(Excerpts from an interface dataset)
_ _ _ _
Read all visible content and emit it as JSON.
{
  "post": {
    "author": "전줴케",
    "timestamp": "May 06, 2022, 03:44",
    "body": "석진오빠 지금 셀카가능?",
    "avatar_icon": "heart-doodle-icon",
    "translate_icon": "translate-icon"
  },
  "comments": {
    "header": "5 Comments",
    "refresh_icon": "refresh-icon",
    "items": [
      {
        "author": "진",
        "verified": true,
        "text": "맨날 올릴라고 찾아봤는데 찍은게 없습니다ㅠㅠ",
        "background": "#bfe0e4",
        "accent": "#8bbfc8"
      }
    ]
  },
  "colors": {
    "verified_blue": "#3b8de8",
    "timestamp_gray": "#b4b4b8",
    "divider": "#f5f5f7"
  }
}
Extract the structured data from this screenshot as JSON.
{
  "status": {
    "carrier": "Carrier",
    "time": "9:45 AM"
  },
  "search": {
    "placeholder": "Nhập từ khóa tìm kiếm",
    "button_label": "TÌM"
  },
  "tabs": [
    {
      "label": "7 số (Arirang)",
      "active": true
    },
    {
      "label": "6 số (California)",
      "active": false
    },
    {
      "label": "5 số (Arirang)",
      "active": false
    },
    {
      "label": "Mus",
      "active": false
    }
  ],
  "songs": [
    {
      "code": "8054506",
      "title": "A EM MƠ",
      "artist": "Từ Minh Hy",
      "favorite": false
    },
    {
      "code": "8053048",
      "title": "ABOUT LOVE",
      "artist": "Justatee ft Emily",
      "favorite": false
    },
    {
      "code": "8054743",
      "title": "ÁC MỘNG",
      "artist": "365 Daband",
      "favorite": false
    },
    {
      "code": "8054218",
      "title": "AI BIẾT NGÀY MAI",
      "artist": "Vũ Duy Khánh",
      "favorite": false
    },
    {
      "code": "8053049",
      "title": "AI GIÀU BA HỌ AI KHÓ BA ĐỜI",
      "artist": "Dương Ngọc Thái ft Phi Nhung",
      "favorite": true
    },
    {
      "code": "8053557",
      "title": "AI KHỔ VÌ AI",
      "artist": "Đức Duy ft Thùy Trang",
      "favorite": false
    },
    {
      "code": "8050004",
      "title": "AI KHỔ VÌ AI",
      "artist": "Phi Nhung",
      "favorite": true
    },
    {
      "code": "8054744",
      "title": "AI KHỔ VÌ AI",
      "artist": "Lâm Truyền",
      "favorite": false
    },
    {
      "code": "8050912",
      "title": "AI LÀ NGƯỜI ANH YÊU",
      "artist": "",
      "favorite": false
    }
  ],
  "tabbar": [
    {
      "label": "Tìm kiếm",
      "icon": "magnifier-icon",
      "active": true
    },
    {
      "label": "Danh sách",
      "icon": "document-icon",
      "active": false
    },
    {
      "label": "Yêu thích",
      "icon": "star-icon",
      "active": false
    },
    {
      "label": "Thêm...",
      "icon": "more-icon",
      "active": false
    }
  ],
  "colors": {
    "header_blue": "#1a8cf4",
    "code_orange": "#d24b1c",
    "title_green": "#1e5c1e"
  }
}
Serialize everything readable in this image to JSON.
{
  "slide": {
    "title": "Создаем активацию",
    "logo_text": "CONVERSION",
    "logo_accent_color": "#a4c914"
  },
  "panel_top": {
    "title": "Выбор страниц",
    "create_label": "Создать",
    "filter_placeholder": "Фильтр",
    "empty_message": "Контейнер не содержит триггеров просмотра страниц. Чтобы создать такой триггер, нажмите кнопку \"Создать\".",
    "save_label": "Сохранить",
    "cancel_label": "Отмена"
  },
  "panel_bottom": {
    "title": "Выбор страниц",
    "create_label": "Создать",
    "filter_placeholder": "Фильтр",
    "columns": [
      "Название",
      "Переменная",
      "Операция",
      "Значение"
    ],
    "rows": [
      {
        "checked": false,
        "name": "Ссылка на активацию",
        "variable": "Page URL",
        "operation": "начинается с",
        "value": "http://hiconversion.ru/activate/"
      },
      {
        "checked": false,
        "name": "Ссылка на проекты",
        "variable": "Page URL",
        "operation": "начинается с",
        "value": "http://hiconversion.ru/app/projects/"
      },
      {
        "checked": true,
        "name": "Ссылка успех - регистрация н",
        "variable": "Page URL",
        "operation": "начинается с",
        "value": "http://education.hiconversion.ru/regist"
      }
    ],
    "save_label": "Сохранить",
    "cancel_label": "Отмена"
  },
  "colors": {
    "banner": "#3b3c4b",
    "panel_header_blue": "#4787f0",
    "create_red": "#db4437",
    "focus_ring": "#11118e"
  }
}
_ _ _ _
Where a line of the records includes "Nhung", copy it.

      "artist": "Dương Ngọc Thái ft Phi Nhung",
      "artist": "Phi Nhung",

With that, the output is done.